The ceremony was very nice. The ninety minute event included some remarks by school dignitaries, each of the 154 5th graders receiving their certificate, obligatory thank yous and a nice slide show with photos of the kids.
Tim and I arrived about twenty-five minutes early, just in time to find two seats in the center front row. I brought my camera and 70-200 lens (the big lens), so I had a great spot for photos. Actually, I did move a bit when they handed out certificates so that I could get a better shot of Jacob and some of his friends.
While the kids no doubt enjoyed the ceremony, I think they really were looking forward to the pool party afterwards. Today and tomorrow pretty much consist of one big class party. Not a bad way to close out elementary school.
Sunday, May 29, 2011
Wednesday, May 25, 2011
Sunday, May 22, 2011
Nalin really impressed me. She was so much more confident and performed so much better this year than she had in year's past. It was really great to see her improve. At the beginning of the year, Nalin had signed up for jazz and tap dancing. She stopped tap after the first semester. She was so excited about this year's performance that she says that she wants to sign up for three different sessions next year. For some reason she seemed surprised when I told her that it was fine. My guess is that when it comes down to it, she will sign up for jazz and street funk, but pass on ballet and tap.
I worked the right door backstage for Friday's performance. It was actually fun to see the girls getting ready for their big performances. They practice all year, and this is their one big chance to shine.
Before the show, I snapped a few photos of the girls sitting and listening to instructions. Of course the light wasn't great and I didn't use my flash. I was going to toss them, but then I played around a little and was happy with how they came out.

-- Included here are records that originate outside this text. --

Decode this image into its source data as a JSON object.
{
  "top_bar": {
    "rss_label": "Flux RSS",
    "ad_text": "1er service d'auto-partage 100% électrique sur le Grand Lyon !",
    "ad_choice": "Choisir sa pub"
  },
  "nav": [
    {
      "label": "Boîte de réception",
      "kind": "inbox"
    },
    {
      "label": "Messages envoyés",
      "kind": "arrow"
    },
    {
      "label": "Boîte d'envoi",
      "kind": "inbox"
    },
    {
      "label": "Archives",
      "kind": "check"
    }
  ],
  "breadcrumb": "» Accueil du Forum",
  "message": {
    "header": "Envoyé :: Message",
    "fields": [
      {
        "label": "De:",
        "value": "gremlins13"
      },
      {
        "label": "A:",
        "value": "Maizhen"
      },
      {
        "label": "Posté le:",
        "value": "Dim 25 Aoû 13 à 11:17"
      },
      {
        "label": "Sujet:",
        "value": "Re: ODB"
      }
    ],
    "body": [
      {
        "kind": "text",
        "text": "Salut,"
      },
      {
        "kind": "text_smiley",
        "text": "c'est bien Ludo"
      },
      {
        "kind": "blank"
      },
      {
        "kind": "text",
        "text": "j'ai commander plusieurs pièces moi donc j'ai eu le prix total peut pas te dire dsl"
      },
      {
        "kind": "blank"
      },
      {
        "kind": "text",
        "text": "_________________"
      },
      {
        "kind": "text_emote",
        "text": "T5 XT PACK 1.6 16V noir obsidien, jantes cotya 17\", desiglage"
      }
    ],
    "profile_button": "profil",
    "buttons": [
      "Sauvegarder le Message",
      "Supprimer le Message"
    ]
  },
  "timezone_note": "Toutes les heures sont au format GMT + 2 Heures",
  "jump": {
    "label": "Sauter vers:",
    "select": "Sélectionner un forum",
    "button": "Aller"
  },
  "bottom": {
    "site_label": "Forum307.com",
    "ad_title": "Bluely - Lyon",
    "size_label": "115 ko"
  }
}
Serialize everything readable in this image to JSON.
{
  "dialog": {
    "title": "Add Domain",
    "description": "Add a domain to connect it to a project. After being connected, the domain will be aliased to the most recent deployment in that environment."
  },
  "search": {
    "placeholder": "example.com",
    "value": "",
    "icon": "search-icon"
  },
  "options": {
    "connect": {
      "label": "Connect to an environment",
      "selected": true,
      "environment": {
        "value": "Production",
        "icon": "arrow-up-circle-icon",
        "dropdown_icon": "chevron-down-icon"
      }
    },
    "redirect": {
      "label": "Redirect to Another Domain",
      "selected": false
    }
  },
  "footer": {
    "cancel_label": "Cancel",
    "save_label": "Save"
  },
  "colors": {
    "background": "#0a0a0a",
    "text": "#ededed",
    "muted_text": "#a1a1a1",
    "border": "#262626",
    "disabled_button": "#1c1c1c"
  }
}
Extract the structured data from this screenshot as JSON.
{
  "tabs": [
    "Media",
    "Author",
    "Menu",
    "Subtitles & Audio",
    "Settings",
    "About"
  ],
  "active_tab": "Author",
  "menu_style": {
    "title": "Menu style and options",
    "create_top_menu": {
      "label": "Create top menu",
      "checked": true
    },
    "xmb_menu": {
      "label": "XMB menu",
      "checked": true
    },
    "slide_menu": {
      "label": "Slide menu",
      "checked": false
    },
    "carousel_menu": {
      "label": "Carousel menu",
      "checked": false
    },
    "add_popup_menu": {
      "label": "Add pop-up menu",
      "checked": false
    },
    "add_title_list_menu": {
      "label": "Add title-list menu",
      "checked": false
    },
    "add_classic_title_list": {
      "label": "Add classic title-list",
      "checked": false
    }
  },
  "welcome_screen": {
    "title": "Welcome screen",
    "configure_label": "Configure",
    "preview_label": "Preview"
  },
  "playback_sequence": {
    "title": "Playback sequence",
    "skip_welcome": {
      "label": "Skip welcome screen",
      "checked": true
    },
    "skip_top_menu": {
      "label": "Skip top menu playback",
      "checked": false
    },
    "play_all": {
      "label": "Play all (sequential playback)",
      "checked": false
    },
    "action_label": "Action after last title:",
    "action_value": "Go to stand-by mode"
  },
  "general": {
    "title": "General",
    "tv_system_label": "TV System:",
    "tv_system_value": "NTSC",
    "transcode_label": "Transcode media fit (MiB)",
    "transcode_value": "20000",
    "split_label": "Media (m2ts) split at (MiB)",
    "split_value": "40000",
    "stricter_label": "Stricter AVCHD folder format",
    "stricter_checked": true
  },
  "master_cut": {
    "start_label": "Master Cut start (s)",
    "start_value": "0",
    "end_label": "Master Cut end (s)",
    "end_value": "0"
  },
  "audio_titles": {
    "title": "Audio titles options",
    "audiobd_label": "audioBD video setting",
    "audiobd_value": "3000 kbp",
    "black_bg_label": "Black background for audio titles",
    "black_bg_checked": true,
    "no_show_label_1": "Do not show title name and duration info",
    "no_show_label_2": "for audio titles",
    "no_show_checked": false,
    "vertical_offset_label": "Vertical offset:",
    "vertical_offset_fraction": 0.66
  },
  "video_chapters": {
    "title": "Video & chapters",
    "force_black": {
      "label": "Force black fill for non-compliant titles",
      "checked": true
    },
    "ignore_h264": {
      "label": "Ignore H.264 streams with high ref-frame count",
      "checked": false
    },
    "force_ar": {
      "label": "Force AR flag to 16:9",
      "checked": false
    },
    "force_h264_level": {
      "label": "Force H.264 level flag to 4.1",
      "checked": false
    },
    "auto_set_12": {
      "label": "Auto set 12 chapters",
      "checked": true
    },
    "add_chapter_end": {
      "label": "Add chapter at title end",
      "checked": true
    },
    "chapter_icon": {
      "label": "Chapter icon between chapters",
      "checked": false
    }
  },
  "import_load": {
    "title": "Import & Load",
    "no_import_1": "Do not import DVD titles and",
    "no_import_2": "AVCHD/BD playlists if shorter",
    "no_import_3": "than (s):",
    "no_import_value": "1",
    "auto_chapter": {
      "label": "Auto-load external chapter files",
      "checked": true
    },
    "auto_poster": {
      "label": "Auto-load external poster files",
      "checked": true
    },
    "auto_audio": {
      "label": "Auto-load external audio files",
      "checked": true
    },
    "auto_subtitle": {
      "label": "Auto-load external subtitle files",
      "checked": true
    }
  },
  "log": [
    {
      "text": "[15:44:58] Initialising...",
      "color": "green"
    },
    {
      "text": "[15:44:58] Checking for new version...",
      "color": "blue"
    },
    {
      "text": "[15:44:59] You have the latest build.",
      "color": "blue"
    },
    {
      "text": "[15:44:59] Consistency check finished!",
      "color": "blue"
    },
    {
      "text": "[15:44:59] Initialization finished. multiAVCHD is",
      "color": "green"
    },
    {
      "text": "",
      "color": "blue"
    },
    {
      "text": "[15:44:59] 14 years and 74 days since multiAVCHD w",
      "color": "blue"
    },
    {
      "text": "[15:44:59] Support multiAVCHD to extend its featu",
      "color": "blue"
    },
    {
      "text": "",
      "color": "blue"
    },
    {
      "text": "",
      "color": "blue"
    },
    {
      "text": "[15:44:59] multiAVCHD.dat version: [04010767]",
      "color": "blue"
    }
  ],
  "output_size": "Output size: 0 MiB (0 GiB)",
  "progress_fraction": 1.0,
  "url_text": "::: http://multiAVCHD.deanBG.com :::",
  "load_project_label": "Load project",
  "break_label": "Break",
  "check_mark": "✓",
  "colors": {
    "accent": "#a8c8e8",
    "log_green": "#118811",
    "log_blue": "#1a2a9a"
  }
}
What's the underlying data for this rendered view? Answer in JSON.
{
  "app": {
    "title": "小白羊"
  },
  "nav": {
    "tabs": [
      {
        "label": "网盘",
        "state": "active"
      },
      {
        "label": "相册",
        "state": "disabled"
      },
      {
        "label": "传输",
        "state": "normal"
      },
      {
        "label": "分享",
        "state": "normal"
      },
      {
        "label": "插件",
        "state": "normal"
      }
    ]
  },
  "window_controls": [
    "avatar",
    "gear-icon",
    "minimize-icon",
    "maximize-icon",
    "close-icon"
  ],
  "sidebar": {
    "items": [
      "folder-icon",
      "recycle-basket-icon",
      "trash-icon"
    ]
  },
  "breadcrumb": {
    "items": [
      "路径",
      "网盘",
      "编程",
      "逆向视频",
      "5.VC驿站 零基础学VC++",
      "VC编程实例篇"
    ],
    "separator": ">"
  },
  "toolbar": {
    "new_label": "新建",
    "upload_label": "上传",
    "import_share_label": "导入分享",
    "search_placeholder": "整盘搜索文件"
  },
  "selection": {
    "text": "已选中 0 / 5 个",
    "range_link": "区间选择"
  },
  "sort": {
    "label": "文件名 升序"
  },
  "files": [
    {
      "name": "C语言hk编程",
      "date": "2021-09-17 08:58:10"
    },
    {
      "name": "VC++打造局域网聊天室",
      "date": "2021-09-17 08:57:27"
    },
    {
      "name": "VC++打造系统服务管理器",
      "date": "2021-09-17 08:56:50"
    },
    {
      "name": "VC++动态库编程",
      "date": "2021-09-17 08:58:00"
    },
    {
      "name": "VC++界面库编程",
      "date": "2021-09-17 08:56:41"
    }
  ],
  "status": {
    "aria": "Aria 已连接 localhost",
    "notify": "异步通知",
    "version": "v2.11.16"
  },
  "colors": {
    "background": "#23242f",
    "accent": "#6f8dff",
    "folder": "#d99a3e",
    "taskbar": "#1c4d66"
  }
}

After the show, I grabbed Nalin and her cousin Pam for a few photos. Aleena came along and I got her with the two, but I didn't see their cousin Pinkie, who had also performed.